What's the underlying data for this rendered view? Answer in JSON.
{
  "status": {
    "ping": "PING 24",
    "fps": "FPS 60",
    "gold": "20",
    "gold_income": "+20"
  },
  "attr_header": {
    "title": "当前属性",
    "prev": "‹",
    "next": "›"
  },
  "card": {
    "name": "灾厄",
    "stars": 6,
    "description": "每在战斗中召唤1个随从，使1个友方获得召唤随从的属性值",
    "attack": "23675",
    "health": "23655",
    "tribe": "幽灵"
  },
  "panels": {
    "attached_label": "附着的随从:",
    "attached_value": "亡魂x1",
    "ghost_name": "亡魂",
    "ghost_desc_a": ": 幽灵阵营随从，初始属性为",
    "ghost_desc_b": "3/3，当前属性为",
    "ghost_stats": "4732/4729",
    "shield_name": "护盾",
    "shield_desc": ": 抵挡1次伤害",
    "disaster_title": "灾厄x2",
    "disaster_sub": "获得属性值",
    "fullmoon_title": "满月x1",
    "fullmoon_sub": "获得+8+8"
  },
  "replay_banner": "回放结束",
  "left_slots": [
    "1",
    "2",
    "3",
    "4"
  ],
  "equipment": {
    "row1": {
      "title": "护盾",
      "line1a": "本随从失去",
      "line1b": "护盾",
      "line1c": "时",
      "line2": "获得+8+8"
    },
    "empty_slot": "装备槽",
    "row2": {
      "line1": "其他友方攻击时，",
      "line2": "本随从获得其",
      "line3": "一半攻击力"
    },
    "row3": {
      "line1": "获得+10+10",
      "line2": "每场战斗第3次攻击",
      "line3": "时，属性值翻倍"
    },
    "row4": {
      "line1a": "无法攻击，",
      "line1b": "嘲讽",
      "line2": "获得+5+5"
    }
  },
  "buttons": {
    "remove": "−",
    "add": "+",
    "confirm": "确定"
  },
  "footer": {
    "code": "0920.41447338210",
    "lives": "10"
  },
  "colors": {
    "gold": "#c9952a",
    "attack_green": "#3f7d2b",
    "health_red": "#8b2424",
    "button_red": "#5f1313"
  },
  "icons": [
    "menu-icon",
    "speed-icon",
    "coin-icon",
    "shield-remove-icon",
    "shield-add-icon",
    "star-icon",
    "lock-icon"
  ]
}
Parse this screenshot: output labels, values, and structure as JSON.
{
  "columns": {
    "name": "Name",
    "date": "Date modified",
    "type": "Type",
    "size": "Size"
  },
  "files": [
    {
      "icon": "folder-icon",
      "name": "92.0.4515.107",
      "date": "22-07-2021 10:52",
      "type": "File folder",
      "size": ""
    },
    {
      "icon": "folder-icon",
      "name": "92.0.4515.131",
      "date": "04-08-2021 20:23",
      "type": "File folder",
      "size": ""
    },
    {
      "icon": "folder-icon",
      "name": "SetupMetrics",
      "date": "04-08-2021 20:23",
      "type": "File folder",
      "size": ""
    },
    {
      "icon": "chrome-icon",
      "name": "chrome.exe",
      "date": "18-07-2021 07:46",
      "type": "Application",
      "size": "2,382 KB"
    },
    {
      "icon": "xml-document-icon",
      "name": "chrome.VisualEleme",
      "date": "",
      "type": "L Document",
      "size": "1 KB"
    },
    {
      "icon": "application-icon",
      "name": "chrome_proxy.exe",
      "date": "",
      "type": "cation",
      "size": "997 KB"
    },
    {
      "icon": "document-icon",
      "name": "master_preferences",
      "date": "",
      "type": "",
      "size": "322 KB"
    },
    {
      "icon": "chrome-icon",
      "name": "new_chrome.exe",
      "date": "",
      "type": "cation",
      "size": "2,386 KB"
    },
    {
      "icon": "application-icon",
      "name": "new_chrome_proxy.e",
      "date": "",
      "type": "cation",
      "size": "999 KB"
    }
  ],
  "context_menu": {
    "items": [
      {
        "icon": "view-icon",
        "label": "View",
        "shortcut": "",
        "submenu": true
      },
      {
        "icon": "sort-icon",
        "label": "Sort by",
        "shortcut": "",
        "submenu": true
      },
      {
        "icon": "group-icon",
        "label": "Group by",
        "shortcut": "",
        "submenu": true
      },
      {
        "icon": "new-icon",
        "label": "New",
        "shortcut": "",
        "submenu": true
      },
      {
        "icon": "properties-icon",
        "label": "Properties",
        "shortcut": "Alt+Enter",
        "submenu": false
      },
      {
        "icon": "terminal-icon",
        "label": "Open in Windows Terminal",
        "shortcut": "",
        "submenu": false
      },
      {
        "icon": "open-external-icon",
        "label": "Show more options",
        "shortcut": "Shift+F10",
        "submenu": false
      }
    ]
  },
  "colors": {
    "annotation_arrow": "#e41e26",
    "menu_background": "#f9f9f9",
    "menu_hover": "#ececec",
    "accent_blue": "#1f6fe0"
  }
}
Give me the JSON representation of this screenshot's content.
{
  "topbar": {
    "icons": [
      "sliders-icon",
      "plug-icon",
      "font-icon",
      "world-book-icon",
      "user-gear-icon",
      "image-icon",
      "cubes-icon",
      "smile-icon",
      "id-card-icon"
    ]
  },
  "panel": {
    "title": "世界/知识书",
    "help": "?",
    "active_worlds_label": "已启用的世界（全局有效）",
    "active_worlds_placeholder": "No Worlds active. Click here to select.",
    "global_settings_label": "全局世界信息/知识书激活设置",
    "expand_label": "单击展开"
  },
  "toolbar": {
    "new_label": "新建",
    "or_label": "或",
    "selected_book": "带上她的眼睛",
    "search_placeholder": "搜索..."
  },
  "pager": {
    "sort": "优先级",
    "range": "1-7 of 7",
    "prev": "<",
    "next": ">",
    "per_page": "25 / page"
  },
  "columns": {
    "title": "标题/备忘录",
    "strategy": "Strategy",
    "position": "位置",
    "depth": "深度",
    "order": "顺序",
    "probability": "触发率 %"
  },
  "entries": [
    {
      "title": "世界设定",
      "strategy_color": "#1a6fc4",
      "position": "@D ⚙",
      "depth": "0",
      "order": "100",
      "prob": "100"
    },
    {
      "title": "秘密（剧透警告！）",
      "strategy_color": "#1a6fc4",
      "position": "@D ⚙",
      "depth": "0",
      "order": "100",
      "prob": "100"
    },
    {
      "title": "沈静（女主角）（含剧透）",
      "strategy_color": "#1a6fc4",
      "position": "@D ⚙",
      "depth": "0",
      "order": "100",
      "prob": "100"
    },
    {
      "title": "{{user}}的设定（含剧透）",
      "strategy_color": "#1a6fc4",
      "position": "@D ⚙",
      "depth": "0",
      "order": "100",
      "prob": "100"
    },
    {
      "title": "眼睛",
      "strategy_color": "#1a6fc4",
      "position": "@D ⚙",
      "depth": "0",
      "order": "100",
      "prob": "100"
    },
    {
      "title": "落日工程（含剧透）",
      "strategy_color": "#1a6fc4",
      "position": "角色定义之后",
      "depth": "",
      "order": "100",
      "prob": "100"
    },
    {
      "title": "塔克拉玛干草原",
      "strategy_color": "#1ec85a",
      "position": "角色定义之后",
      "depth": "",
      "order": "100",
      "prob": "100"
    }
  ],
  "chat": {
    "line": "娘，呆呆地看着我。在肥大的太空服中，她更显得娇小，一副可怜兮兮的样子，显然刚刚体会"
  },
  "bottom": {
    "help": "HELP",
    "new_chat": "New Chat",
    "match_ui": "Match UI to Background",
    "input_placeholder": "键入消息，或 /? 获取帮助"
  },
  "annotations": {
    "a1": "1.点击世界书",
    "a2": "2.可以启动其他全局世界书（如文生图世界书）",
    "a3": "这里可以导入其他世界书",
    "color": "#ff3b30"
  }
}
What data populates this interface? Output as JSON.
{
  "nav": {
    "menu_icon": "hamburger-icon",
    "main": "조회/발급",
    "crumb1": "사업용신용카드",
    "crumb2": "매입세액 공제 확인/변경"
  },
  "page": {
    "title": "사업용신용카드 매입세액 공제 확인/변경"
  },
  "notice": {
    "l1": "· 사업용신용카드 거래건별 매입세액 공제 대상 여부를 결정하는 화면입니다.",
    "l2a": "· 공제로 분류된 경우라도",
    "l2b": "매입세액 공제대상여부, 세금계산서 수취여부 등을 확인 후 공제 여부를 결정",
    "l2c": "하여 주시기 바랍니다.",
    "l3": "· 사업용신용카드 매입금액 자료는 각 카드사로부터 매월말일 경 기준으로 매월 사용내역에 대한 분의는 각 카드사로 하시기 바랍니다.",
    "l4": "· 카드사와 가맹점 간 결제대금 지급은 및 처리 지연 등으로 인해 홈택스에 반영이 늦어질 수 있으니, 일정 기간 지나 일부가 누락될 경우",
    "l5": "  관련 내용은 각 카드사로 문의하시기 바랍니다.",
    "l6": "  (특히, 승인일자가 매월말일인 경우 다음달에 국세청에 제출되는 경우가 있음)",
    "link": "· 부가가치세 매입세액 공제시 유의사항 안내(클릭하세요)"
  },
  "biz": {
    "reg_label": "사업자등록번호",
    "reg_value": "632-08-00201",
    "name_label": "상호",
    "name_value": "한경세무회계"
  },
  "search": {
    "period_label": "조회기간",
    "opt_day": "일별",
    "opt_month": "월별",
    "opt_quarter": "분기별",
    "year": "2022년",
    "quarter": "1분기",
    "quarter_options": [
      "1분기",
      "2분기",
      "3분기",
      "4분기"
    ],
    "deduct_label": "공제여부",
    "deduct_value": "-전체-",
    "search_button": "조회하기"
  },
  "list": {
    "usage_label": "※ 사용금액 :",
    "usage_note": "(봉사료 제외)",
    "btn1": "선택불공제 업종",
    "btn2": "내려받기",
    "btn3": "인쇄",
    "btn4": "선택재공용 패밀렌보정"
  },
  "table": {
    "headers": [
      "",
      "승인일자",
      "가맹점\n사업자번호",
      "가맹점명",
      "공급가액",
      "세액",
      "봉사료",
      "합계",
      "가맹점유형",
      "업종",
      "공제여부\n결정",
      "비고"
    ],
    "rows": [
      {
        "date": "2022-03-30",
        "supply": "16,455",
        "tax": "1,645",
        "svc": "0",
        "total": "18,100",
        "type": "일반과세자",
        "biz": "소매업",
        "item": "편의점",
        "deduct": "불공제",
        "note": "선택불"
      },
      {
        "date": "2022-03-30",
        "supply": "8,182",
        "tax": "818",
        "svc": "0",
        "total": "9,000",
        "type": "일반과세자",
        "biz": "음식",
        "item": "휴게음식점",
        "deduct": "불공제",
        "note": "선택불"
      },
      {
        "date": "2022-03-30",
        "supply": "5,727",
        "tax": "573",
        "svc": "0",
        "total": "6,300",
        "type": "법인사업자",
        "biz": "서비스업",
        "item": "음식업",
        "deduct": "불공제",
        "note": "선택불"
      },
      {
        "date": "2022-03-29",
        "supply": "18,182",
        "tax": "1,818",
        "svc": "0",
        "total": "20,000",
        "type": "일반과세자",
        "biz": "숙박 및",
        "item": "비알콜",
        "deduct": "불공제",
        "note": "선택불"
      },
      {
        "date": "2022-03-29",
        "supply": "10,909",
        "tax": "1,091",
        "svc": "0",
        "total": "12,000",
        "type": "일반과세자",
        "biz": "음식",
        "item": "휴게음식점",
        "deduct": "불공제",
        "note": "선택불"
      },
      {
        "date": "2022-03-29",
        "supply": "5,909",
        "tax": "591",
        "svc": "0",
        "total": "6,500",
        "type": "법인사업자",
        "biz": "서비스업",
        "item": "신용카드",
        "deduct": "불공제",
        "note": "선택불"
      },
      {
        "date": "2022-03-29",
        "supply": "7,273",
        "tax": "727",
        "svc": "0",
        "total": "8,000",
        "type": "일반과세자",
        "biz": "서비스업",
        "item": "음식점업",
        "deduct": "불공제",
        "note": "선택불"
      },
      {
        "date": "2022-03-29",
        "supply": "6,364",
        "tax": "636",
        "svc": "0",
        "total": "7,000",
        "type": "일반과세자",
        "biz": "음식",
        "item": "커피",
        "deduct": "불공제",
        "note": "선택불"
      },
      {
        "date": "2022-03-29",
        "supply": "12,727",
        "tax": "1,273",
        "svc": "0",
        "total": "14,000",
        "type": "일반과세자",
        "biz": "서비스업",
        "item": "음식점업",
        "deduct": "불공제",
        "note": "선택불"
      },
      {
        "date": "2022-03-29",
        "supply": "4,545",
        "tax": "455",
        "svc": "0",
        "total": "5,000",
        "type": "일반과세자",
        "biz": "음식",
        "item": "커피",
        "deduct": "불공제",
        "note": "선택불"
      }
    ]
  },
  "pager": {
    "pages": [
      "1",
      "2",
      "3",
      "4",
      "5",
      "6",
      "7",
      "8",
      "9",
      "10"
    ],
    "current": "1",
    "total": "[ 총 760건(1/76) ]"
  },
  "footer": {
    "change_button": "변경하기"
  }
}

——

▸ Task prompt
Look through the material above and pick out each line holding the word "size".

▸ Solution
    "size": "Size"
      "size": ""
      "size": ""
      "size": ""
      "size": "2,382 KB"
      "size": "1 KB"
      "size": "997 KB"
      "size": "322 KB"
      "size": "2,386 KB"
      "size": "999 KB"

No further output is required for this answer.